● **Records supplied**
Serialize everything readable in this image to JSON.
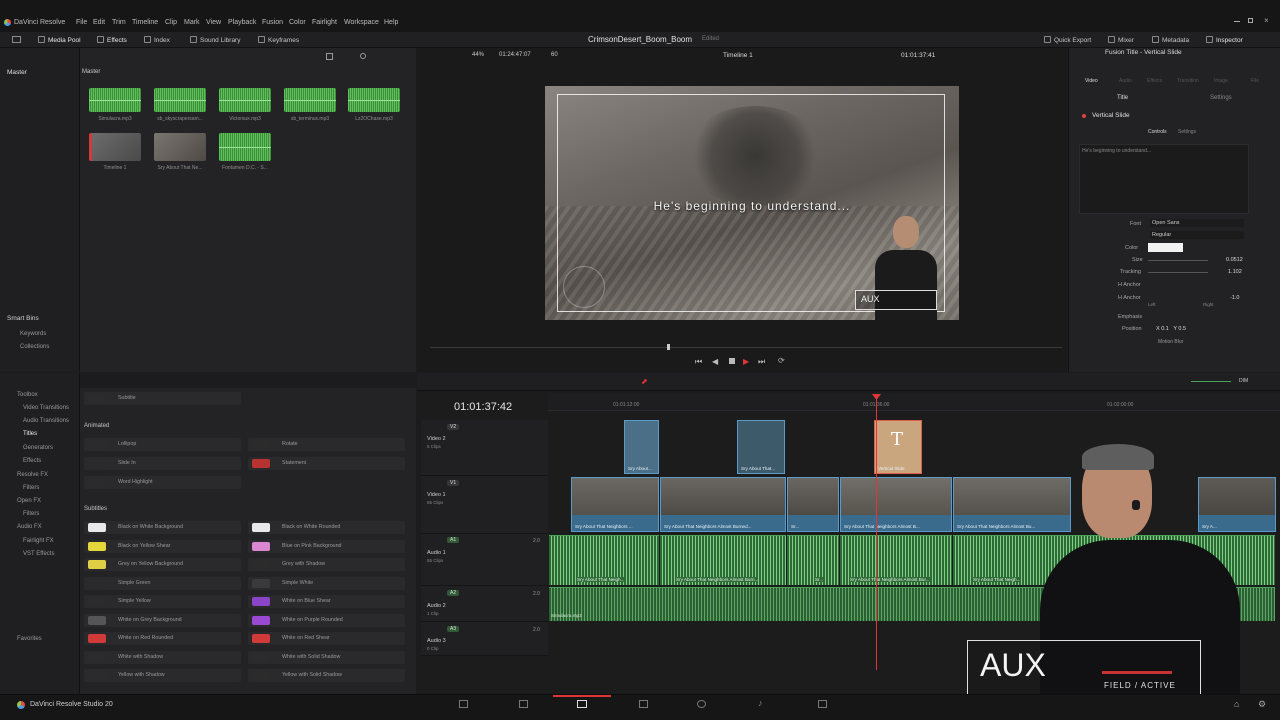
{
  "menubar": {
    "app": "DaVinci Resolve",
    "items": [
      "File",
      "Edit",
      "Trim",
      "Timeline",
      "Clip",
      "Mark",
      "View",
      "Playback",
      "Fusion",
      "Color",
      "Fairlight",
      "Workspace",
      "Help"
    ]
  },
  "toolbar": {
    "media_pool": "Media Pool",
    "effects": "Effects",
    "index": "Index",
    "sound_library": "Sound Library",
    "keyframes": "Keyframes",
    "project": "CrimsonDesert_Boom_Boom",
    "edited": "Edited",
    "quick_export": "Quick Export",
    "mixer": "Mixer",
    "metadata": "Metadata",
    "inspector": "Inspector"
  },
  "media_pool": {
    "master": "Master",
    "bin_header": "Master",
    "clips": [
      {
        "name": "Simulacra.mp3",
        "kind": "audio"
      },
      {
        "name": "sb_skyscrapersam...",
        "kind": "audio"
      },
      {
        "name": "Victorsux.mp3",
        "kind": "audio"
      },
      {
        "name": "sb_terminus.mp3",
        "kind": "audio"
      },
      {
        "name": "Lz2OChase.mp3",
        "kind": "audio"
      },
      {
        "name": "Timeline 1",
        "kind": "timeline"
      },
      {
        "name": "Sry About That Ne...",
        "kind": "video"
      },
      {
        "name": "Fontamen D.C. - S...",
        "kind": "audio"
      }
    ],
    "smart_bins": "Smart Bins",
    "keywords": "Keywords",
    "collections": "Collections"
  },
  "viewer": {
    "zoom": "44%",
    "timecode_src": "01:24:47:07",
    "fps": "60",
    "timeline_name": "Timeline 1",
    "timecode": "01:01:37:41",
    "subtitle": "He's beginning to understand...",
    "aux": "AUX"
  },
  "inspector": {
    "title": "Fusion Title - Vertical Slide",
    "tabs": [
      "Video",
      "Audio",
      "Effects",
      "Transition",
      "Image",
      "File"
    ],
    "subtabs": [
      "Title",
      "Settings"
    ],
    "section": "Vertical Slide",
    "controls_tabs": [
      "Controls",
      "Settings"
    ],
    "text": "He's beginning to understand...",
    "rows": [
      {
        "label": "Font",
        "value": "Open Sans"
      },
      {
        "label": "",
        "value": "Regular"
      },
      {
        "label": "Color",
        "value": ""
      },
      {
        "label": "Size",
        "value": "0.0512"
      },
      {
        "label": "Tracking",
        "value": "1.102"
      },
      {
        "label": "H Anchor",
        "value": ""
      },
      {
        "label": "H Anchor",
        "value": "-1.0"
      },
      {
        "label": "Emphasis",
        "value": ""
      },
      {
        "label": "Position",
        "value": "X 0.1   Y 0.5"
      }
    ],
    "left": "Left",
    "right": "Right",
    "motion_blur": "Motion Blur"
  },
  "toolbox": {
    "items": [
      "Toolbox",
      "Video Transitions",
      "Audio Transitions",
      "Titles",
      "Generators",
      "Effects",
      "Resolve FX",
      "Filters",
      "Open FX",
      "Filters",
      "Audio FX",
      "Fairlight FX",
      "VST Effects"
    ],
    "favorites": "Favorites"
  },
  "effects": {
    "subtitle": "Subtitle",
    "animated": "Animated",
    "subtitles_header": "Subtitles",
    "animated_items": [
      {
        "left": "Lollipop",
        "right": "Rotate"
      },
      {
        "left": "Slide In",
        "right": "Statement"
      },
      {
        "left": "Word Highlight",
        "right": ""
      }
    ],
    "subtitle_items": [
      {
        "left": "Black on White Background",
        "right": "Black on White Rounded"
      },
      {
        "left": "Black on Yellow Shear",
        "right": "Blue on Pink Background"
      },
      {
        "left": "Grey on Yellow Background",
        "right": "Grey with Shadow"
      },
      {
        "left": "Simple Green",
        "right": "Simple White"
      },
      {
        "left": "Simple Yellow",
        "right": "White on Blue Shear"
      },
      {
        "left": "White on Grey Background",
        "right": "White on Purple Rounded"
      },
      {
        "left": "White on Red Rounded",
        "right": "White on Red Shear"
      },
      {
        "left": "White with Shadow",
        "right": "White with Solid Shadow"
      },
      {
        "left": "Yellow with Shadow",
        "right": "Yellow with Solid Shadow"
      }
    ]
  },
  "timeline": {
    "timecode": "01:01:37:42",
    "ruler": [
      "01:01:12:00",
      "01:01:36:00",
      "01:02:00:00"
    ],
    "tracks": [
      {
        "id": "V2",
        "name": "Video 2",
        "sub": "5 Clips"
      },
      {
        "id": "V1",
        "name": "Video 1",
        "sub": "55 Clips"
      },
      {
        "id": "A1",
        "name": "Audio 1",
        "sub": "55 Clips",
        "level": "2.0"
      },
      {
        "id": "A2",
        "name": "Audio 2",
        "sub": "1 Clip",
        "level": "2.0"
      },
      {
        "id": "A3",
        "name": "Audio 3",
        "sub": "0 Clip",
        "level": "2.0"
      }
    ],
    "v2_clips": [
      "Sry About...",
      "Sry About That...",
      "Vertical Slide"
    ],
    "v1_clips": [
      "Sry About That Neighbors ...",
      "Sry About That Neighbors Almost Burned...",
      "Sr...",
      "Sry About That Neighbors Almost B...",
      "Sry About That Neighbors Almost Bu...",
      "Sry A..."
    ],
    "a1_clips": [
      "Sry About That Neigh...",
      "Sry About That Neighbors Almost Burn...",
      "Sr...",
      "Sry About That Neighbors Almost Bur...",
      "Sry About That Neigh..."
    ],
    "a2_clip": "Simulacra.mp3",
    "volume": "DIM"
  },
  "overlay": {
    "aux": "AUX",
    "status": "FIELD / ACTIVE"
  },
  "bottom": {
    "product": "DaVinci Resolve Studio 20"
  }
}
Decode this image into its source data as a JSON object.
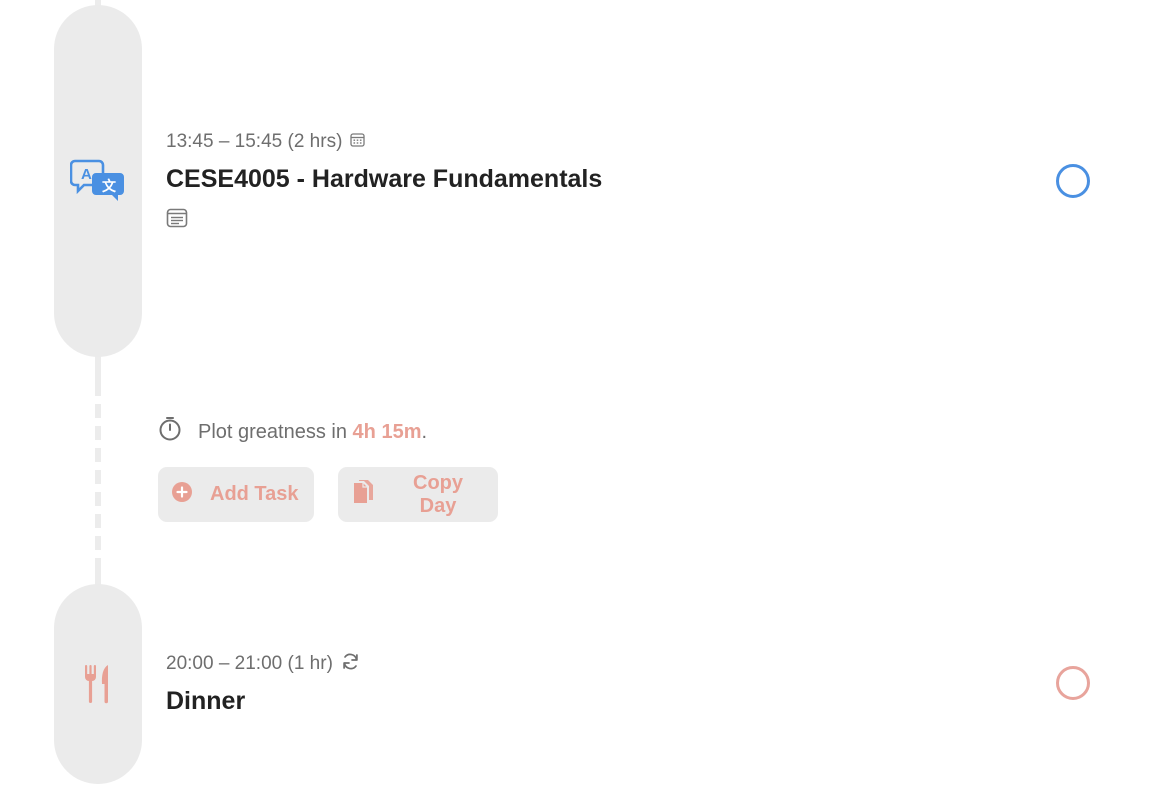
{
  "events": [
    {
      "time": "13:45 – 15:45 (2 hrs)",
      "title": "CESE4005 - Hardware Fundamentals",
      "icon": "translate-icon",
      "time_icon": "calendar-icon",
      "has_note": true,
      "accent_color": "#4a90e2"
    },
    {
      "time": "20:00 – 21:00 (1 hr)",
      "title": "Dinner",
      "icon": "fork-knife-icon",
      "time_icon": "repeat-icon",
      "accent_color": "#e8a49c"
    }
  ],
  "gap": {
    "prefix": "Plot greatness in",
    "duration": "4h 15m",
    "suffix": "."
  },
  "actions": {
    "add_task": "Add Task",
    "copy_day": "Copy Day"
  },
  "colors": {
    "accent": "#e8a094",
    "pill_bg": "#ebebeb",
    "blue": "#4a90e2"
  }
}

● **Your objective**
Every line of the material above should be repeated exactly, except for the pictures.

● **Exercise output**
Serialize everything readable in this image to JSON.
{
  "menubar": {
    "app": "DaVinci Resolve",
    "items": [
      "File",
      "Edit",
      "Trim",
      "Timeline",
      "Clip",
      "Mark",
      "View",
      "Playback",
      "Fusion",
      "Color",
      "Fairlight",
      "Workspace",
      "Help"
    ]
  },
  "toolbar": {
    "media_pool": "Media Pool",
    "effects": "Effects",
    "index": "Index",
    "sound_library": "Sound Library",
    "keyframes": "Keyframes",
    "project": "CrimsonDesert_Boom_Boom",
    "edited": "Edited",
    "quick_export": "Quick Export",
    "mixer": "Mixer",
    "metadata": "Metadata",
    "inspector": "Inspector"
  },
  "media_pool": {
    "master": "Master",
    "bin_header": "Master",
    "clips": [
      {
        "name": "Simulacra.mp3",
        "kind": "audio"
      },
      {
        "name": "sb_skyscrapersam...",
        "kind": "audio"
      },
      {
        "name": "Victorsux.mp3",
        "kind": "audio"
      },
      {
        "name": "sb_terminus.mp3",
        "kind": "audio"
      },
      {
        "name": "Lz2OChase.mp3",
        "kind": "audio"
      },
      {
        "name": "Timeline 1",
        "kind": "timeline"
      },
      {
        "name": "Sry About That Ne...",
        "kind": "video"
      },
      {
        "name": "Fontamen D.C. - S...",
        "kind": "audio"
      }
    ],
    "smart_bins": "Smart Bins",
    "keywords": "Keywords",
    "collections": "Collections"
  },
  "viewer": {
    "zoom": "44%",
    "timecode_src": "01:24:47:07",
    "fps": "60",
    "timeline_name": "Timeline 1",
    "timecode": "01:01:37:41",
    "subtitle": "He's beginning to understand...",
    "aux": "AUX"
  },
  "inspector": {
    "title": "Fusion Title - Vertical Slide",
    "tabs": [
      "Video",
      "Audio",
      "Effects",
      "Transition",
      "Image",
      "File"
    ],
    "subtabs": [
      "Title",
      "Settings"
    ],
    "section": "Vertical Slide",
    "controls_tabs": [
      "Controls",
      "Settings"
    ],
    "text": "He's beginning to understand...",
    "rows": [
      {
        "label": "Font",
        "value": "Open Sans"
      },
      {
        "label": "",
        "value": "Regular"
      },
      {
        "label": "Color",
        "value": ""
      },
      {
        "label": "Size",
        "value": "0.0512"
      },
      {
        "label": "Tracking",
        "value": "1.102"
      },
      {
        "label": "H Anchor",
        "value": ""
      },
      {
        "label": "H Anchor",
        "value": "-1.0"
      },
      {
        "label": "Emphasis",
        "value": ""
      },
      {
        "label": "Position",
        "value": "X 0.1   Y 0.5"
      }
    ],
    "left": "Left",
    "right": "Right",
    "motion_blur": "Motion Blur"
  },
  "toolbox": {
    "items": [
      "Toolbox",
      "Video Transitions",
      "Audio Transitions",
      "Titles",
      "Generators",
      "Effects",
      "Resolve FX",
      "Filters",
      "Open FX",
      "Filters",
      "Audio FX",
      "Fairlight FX",
      "VST Effects"
    ],
    "favorites": "Favorites"
  },
  "effects": {
    "subtitle": "Subtitle",
    "animated": "Animated",
    "subtitles_header": "Subtitles",
    "animated_items": [
      {
        "left": "Lollipop",
        "right": "Rotate"
      },
      {
        "left": "Slide In",
        "right": "Statement"
      },
      {
        "left": "Word Highlight",
        "right": ""
      }
    ],
    "subtitle_items": [
      {
        "left": "Black on White Background",
        "right": "Black on White Rounded"
      },
      {
        "left": "Black on Yellow Shear",
        "right": "Blue on Pink Background"
      },
      {
        "left": "Grey on Yellow Background",
        "right": "Grey with Shadow"
      },
      {
        "left": "Simple Green",
        "right": "Simple White"
      },
      {
        "left": "Simple Yellow",
        "right": "White on Blue Shear"
      },
      {
        "left": "White on Grey Background",
        "right": "White on Purple Rounded"
      },
      {
        "left": "White on Red Rounded",
        "right": "White on Red Shear"
      },
      {
        "left": "White with Shadow",
        "right": "White with Solid Shadow"
      },
      {
        "left": "Yellow with Shadow",
        "right": "Yellow with Solid Shadow"
      }
    ]
  },
  "timeline": {
    "timecode": "01:01:37:42",
    "ruler": [
      "01:01:12:00",
      "01:01:36:00",
      "01:02:00:00"
    ],
    "tracks": [
      {
        "id": "V2",
        "name": "Video 2",
        "sub": "5 Clips"
      },
      {
        "id": "V1",
        "name": "Video 1",
        "sub": "55 Clips"
      },
      {
        "id": "A1",
        "name": "Audio 1",
        "sub": "55 Clips",
        "level": "2.0"
      },
      {
        "id": "A2",
        "name": "Audio 2",
        "sub": "1 Clip",
        "level": "2.0"
      },
      {
        "id": "A3",
        "name": "Audio 3",
        "sub": "0 Clip",
        "level": "2.0"
      }
    ],
    "v2_clips": [
      "Sry About...",
      "Sry About That...",
      "Vertical Slide"
    ],
    "v1_clips": [
      "Sry About That Neighbors ...",
      "Sry About That Neighbors Almost Burned...",
      "Sr...",
      "Sry About That Neighbors Almost B...",
      "Sry About That Neighbors Almost Bu...",
      "Sry A..."
    ],
    "a1_clips": [
      "Sry About That Neigh...",
      "Sry About That Neighbors Almost Burn...",
      "Sr...",
      "Sry About That Neighbors Almost Bur...",
      "Sry About That Neigh..."
    ],
    "a2_clip": "Simulacra.mp3",
    "volume": "DIM"
  },
  "overlay": {
    "aux": "AUX",
    "status": "FIELD / ACTIVE"
  },
  "bottom": {
    "product": "DaVinci Resolve Studio 20"
  }
}
Decode this image into its source data as a JSON object.
{
  "events": [
    {
      "time": "13:45 – 15:45 (2 hrs)",
      "title": "CESE4005 - Hardware Fundamentals",
      "icon": "translate-icon",
      "time_icon": "calendar-icon",
      "has_note": true,
      "accent_color": "#4a90e2"
    },
    {
      "time": "20:00 – 21:00 (1 hr)",
      "title": "Dinner",
      "icon": "fork-knife-icon",
      "time_icon": "repeat-icon",
      "accent_color": "#e8a49c"
    }
  ],
  "gap": {
    "prefix": "Plot greatness in",
    "duration": "4h 15m",
    "suffix": "."
  },
  "actions": {
    "add_task": "Add Task",
    "copy_day": "Copy Day"
  },
  "colors": {
    "accent": "#e8a094",
    "pill_bg": "#ebebeb",
    "blue": "#4a90e2"
  }
}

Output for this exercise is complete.